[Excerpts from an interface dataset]
((
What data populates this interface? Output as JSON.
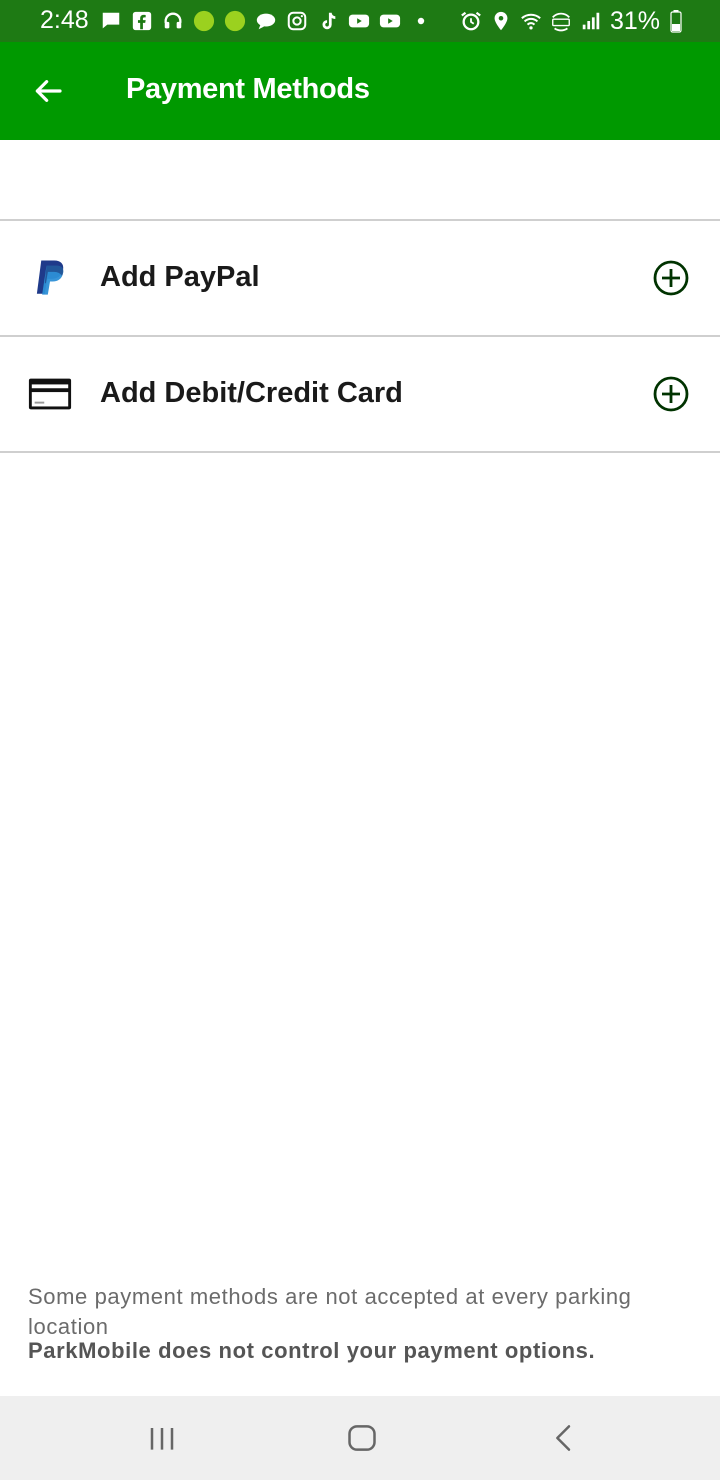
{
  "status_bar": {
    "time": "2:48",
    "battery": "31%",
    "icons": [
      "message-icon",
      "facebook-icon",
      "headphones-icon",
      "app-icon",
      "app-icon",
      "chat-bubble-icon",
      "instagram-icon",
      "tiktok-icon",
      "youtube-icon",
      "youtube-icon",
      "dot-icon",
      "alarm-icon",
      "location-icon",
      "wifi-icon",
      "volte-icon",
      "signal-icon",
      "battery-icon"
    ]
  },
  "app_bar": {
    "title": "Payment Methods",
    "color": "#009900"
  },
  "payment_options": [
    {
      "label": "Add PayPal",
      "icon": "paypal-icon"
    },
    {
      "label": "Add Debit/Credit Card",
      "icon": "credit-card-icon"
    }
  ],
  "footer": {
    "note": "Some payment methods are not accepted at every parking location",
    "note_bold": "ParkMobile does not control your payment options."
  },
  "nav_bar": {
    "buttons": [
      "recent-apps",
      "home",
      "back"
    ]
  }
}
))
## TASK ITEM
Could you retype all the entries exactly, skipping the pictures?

## SOLUTION BELOW
What data populates this interface? Output as JSON.
{
  "status_bar": {
    "time": "2:48",
    "battery": "31%",
    "icons": [
      "message-icon",
      "facebook-icon",
      "headphones-icon",
      "app-icon",
      "app-icon",
      "chat-bubble-icon",
      "instagram-icon",
      "tiktok-icon",
      "youtube-icon",
      "youtube-icon",
      "dot-icon",
      "alarm-icon",
      "location-icon",
      "wifi-icon",
      "volte-icon",
      "signal-icon",
      "battery-icon"
    ]
  },
  "app_bar": {
    "title": "Payment Methods",
    "color": "#009900"
  },
  "payment_options": [
    {
      "label": "Add PayPal",
      "icon": "paypal-icon"
    },
    {
      "label": "Add Debit/Credit Card",
      "icon": "credit-card-icon"
    }
  ],
  "footer": {
    "note": "Some payment methods are not accepted at every parking location",
    "note_bold": "ParkMobile does not control your payment options."
  },
  "nav_bar": {
    "buttons": [
      "recent-apps",
      "home",
      "back"
    ]
  }
}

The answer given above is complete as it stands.